I'd like nothing better than to get in there and see what those little workers have been up to. By now, they should have released the queen, started laying down honey comb, and maybe the queen started laying eggs. I've replaced the sugar syrup container on the top of the beehive (that didn't involve opening up the main area of the hive, just removing the top cover). No bees were disturbed except for about a dozen sitting on the lid of the sugar feeder, and they were not happy to be moved (it was early in the morning, the weather a little cold, and they were groggy).
Speaking of weather, we had a little cool snap the last few days. The temperature got above 50 F for a little while (50 is about the minimum for bees to fly), and Tracy reported that while I was at work, the bees were out and about (especially yesterday, when it was warmer). Today should be warm, so I can watch them doing their business.
I have the next week off as vacation, so I will wait the full seven days before I get into the hive (on Tuesday). If you disturb the bees too early, they may reject the new queen.
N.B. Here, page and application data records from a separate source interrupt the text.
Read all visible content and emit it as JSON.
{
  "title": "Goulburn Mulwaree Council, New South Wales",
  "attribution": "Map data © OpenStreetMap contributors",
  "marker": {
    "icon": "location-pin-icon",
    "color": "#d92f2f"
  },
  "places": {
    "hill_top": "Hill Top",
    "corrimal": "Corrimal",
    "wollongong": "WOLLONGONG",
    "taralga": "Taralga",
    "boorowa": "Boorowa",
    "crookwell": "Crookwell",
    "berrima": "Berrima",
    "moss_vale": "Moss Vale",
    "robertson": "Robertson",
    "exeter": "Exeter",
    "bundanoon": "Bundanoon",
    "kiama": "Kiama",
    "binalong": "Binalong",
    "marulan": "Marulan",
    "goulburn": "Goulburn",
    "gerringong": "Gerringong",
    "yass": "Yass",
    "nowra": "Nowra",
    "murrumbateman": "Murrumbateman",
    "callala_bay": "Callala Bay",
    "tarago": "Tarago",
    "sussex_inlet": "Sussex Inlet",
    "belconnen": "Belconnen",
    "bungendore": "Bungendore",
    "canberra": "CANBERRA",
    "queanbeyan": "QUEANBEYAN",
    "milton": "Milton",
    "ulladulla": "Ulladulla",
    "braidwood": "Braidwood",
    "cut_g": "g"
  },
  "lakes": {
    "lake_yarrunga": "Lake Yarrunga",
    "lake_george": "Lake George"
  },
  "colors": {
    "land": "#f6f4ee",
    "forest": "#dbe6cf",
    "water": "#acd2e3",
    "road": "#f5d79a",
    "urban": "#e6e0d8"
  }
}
At first, it is a rocky relationship between the hive and the queen, as they both get used to their new environment (imagine getting uprooted from your nice warm Georgia hive, get shoved with 10,000 of your siblings into a small box, put on a truck for a couple of days to MA, sit on a kitchen table for a day, then get shook into a totally new hive environment). As I want things to succeed, I'm going to wait the 7 days. It is sort of like this commercial from the 80's:
(Did we really dress like that in the 80's? Not me!!)